5. You’re going to fuck up. Accept that. Because you’re straight, you (unintentionally) benefit from a bunch of systemic oppression, and there’ll be moments when you say something hurtful and don’t realise it. Be graceful. Respect that queer people are the best and only authority on what is hurtful to queer people.

6. Learn to apologise. “I’m sorry” is enough. Not “I’m sorry you were offended”, or “That’s not what I meant, but I’m sorry.”

7. Queer people are not here to educate you. If there are things you
don’t know, or are curious about – google it!

8. Don’t assume that everyone is straight until proven otherwise. There are probably queer people in your life that you don’t even know about.

9. Being an ally to queer people is the bare minimum of human decency – not something that you get rewards or cookies for. Don’t make it about you. The A in LGBTIAQ is not for Ally.

10. Above all, ASK! Ask how you can help and support them. Everyone has different needs.

To a trans person

1. Tell them that you love and support them. (You haven’t lost a friend or a child, and you don’t need to mourn that loss. The person you have in front of you is more important than the imaginary cis version of that person.)

2. Use their preferred name and pronouns. If you don’t know, ask. It’s okay if this is awkward. If you’re meeting a new person, say something like “Hi, my name is Queery McQueerson, and I use she/her pronouns. How about you?” If you already know this person, just tuck it into conversation – preferably tactfully and not in public. (“Hey, what are your preferred pronouns?”)

3. Use their pronouns even if they sound weird to you – for example, singular they, zie/hir, or xe/xir. It’s weirder/harder for them than it is
for you.

4. If you misname or misgender them, apologise. But don’t make a huge deal of it – that puts them in the position of having to reassure you right after you did something to hurt them.

5. Don’t ask intrusive questions about their genitals or their ‘status’. For example, don’t ask “So, have you had THE SURGERY?”, “Why do you have/don’t you have breasts/a dick/a vagina?”, and “What does your junk looks like?” But don’t make their body a taboo subject, either – let them speak about it if they want to.

6. Ask your friend what their preferences are in situations where you’re not sure if they’re out or not.
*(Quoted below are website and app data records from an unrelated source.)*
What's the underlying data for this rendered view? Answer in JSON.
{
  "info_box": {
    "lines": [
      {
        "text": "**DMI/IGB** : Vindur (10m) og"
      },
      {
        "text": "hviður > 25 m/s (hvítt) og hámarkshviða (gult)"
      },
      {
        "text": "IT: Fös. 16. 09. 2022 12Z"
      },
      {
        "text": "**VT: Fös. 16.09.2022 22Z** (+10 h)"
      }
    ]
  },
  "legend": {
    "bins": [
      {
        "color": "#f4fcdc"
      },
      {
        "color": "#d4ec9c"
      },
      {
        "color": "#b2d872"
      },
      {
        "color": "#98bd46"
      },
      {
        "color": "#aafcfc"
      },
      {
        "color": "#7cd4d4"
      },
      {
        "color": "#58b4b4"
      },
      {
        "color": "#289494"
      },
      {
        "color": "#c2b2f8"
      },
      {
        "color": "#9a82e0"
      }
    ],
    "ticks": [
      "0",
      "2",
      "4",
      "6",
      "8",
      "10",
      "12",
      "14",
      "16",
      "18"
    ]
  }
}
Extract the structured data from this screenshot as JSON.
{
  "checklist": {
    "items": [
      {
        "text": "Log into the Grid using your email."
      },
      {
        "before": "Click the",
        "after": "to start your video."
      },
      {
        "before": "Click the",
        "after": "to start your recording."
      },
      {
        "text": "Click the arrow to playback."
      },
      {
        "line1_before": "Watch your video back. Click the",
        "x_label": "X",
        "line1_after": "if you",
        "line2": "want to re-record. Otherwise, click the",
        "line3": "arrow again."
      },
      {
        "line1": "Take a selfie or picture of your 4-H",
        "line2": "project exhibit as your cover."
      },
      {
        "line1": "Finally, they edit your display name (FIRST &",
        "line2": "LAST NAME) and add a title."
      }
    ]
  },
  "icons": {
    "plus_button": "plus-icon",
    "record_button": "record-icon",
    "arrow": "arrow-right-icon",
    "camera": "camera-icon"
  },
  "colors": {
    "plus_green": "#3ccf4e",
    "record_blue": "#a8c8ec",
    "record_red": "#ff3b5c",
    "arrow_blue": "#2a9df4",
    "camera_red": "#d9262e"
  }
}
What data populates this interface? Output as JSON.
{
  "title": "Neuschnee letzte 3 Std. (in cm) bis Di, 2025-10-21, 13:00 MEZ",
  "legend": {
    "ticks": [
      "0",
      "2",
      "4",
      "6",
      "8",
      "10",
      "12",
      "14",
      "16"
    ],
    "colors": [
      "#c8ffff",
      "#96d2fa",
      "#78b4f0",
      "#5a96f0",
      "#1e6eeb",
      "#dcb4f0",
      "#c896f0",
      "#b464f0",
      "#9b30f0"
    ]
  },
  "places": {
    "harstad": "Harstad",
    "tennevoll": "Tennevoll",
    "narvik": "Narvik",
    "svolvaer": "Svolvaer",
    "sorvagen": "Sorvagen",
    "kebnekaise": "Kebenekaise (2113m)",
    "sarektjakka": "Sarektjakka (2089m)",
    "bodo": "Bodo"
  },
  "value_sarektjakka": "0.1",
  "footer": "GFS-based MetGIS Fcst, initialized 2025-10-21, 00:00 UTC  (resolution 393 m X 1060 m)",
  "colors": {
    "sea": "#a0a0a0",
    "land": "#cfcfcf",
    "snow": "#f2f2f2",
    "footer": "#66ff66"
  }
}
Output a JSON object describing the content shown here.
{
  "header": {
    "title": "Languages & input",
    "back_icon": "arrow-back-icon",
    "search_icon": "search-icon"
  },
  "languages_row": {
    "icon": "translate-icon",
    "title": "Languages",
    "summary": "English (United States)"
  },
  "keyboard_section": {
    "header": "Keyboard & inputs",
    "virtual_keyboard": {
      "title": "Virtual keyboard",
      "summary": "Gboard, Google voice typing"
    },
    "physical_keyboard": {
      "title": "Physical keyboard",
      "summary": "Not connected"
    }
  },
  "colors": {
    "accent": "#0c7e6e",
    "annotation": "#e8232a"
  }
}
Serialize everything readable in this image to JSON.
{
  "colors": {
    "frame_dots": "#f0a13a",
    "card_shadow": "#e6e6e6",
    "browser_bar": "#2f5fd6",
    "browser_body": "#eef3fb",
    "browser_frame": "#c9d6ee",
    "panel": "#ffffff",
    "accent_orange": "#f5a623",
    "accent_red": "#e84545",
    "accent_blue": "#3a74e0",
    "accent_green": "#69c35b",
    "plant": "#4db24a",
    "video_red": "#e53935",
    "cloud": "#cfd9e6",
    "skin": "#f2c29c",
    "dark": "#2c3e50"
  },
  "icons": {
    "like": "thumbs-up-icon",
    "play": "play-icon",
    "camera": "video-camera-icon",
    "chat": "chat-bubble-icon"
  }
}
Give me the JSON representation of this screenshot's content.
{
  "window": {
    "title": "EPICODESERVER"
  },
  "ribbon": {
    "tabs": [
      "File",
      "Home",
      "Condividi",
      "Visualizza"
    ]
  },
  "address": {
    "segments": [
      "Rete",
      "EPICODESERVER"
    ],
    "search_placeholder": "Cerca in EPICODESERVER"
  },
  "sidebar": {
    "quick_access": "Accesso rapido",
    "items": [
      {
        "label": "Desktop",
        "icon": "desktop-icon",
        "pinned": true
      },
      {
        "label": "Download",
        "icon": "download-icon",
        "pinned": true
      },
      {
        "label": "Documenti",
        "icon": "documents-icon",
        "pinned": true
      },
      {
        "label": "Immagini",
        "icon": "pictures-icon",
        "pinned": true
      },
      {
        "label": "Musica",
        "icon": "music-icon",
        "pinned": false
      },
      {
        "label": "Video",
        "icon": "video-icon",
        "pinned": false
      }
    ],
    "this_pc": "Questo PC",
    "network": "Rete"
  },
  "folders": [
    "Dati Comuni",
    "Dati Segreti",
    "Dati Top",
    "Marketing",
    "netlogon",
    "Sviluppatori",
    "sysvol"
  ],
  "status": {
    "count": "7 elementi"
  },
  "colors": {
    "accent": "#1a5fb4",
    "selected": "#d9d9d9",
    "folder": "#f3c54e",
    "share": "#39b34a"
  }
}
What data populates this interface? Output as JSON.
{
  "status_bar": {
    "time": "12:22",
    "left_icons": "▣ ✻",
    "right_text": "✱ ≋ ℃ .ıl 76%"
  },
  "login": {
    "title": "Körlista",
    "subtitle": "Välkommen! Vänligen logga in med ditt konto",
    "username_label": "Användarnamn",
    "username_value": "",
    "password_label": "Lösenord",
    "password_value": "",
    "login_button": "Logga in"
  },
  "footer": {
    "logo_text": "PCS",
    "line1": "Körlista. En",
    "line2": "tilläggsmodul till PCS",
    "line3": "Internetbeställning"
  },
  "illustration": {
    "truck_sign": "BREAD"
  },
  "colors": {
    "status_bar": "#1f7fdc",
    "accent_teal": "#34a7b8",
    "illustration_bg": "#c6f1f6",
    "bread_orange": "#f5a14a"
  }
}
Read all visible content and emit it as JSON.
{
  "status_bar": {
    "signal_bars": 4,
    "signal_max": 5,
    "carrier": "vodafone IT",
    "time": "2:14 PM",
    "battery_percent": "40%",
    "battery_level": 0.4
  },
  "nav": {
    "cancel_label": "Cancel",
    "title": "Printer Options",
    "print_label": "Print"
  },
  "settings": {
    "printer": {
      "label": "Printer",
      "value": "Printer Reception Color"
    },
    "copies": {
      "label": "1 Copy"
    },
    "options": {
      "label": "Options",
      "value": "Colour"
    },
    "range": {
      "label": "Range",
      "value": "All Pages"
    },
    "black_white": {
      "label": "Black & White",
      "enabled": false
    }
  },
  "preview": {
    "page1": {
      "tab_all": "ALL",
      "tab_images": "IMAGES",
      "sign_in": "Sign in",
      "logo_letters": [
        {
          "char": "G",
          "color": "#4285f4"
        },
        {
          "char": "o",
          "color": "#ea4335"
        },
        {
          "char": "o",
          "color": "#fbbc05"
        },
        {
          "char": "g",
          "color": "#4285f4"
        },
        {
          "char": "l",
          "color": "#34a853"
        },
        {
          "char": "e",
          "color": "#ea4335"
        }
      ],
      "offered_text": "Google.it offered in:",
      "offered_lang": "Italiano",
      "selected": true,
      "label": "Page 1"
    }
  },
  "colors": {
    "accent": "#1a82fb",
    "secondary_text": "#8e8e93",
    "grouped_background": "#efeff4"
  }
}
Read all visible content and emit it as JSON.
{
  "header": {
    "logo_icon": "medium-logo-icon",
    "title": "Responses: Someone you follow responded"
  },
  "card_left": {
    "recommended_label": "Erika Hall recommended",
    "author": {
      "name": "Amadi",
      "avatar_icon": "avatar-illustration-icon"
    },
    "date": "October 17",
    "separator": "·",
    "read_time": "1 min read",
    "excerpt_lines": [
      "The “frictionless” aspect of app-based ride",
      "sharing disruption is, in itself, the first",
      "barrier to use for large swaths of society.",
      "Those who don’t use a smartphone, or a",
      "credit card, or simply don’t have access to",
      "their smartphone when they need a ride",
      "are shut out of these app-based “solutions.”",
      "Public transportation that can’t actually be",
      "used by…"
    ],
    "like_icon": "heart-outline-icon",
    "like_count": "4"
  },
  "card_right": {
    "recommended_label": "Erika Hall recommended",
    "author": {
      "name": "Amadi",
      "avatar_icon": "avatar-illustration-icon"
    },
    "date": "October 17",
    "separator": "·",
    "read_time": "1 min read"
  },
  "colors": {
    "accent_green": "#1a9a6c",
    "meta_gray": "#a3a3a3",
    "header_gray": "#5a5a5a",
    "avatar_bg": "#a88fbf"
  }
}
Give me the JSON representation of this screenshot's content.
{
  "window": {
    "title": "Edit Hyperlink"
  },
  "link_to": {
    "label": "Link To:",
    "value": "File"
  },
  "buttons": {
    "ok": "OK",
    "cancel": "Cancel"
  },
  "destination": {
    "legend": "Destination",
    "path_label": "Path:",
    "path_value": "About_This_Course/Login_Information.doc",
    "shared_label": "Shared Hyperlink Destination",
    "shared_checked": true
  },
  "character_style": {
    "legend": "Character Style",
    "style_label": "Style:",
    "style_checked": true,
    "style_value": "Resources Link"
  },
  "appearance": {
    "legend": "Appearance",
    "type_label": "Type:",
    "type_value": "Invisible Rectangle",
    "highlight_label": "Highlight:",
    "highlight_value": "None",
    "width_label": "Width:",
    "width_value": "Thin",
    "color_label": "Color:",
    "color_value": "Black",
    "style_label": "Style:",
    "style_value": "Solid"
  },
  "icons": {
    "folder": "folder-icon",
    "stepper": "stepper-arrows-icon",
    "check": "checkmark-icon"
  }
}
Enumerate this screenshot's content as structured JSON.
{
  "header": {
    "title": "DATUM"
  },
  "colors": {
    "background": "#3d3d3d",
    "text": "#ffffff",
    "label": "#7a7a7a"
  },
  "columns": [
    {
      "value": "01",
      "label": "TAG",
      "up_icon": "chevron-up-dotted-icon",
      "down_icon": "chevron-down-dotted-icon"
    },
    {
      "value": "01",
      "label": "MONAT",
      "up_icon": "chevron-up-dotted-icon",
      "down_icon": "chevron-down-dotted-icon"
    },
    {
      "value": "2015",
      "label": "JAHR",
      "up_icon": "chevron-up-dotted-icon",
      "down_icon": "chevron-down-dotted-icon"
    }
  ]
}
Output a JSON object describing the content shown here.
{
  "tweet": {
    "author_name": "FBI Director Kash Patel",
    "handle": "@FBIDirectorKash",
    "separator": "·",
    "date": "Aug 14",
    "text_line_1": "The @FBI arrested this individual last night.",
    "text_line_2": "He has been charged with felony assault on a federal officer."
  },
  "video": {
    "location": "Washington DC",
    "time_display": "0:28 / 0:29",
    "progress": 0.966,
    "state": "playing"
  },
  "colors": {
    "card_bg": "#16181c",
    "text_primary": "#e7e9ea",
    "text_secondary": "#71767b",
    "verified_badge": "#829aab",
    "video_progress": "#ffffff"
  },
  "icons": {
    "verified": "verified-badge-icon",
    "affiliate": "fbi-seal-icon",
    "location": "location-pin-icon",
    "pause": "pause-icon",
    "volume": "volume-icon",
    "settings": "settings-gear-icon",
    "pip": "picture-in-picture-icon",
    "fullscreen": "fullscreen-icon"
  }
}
Don’t misgender them unless they ask you to. Another option is just to avoid using their name or pronouns.

7. Brush up on your language. Nuance is important. It’s “transgender”, not “transgendered” or “trans-gender” (it’s an adjective, not a verb), and the asterisk in trans* has some uncomfortable history.

8. Understand that there is no one way of being trans. Your friend might get surgery, or not. They might use breast forms or binders or packers – or not. None of these things invalidate their gender.

9. Don’t assume gender when you meet someone new. Really. Even if they ‘look’ cis. You don’t have laser vision or telepathy. The best way to get around this is to always introduce yourself using your pronouns, and ask new people for their pronouns too. That’s all you need to know (unless they want to share more).

10. Above all, ASK! Ask how you can help and support them. Everyone has different needs.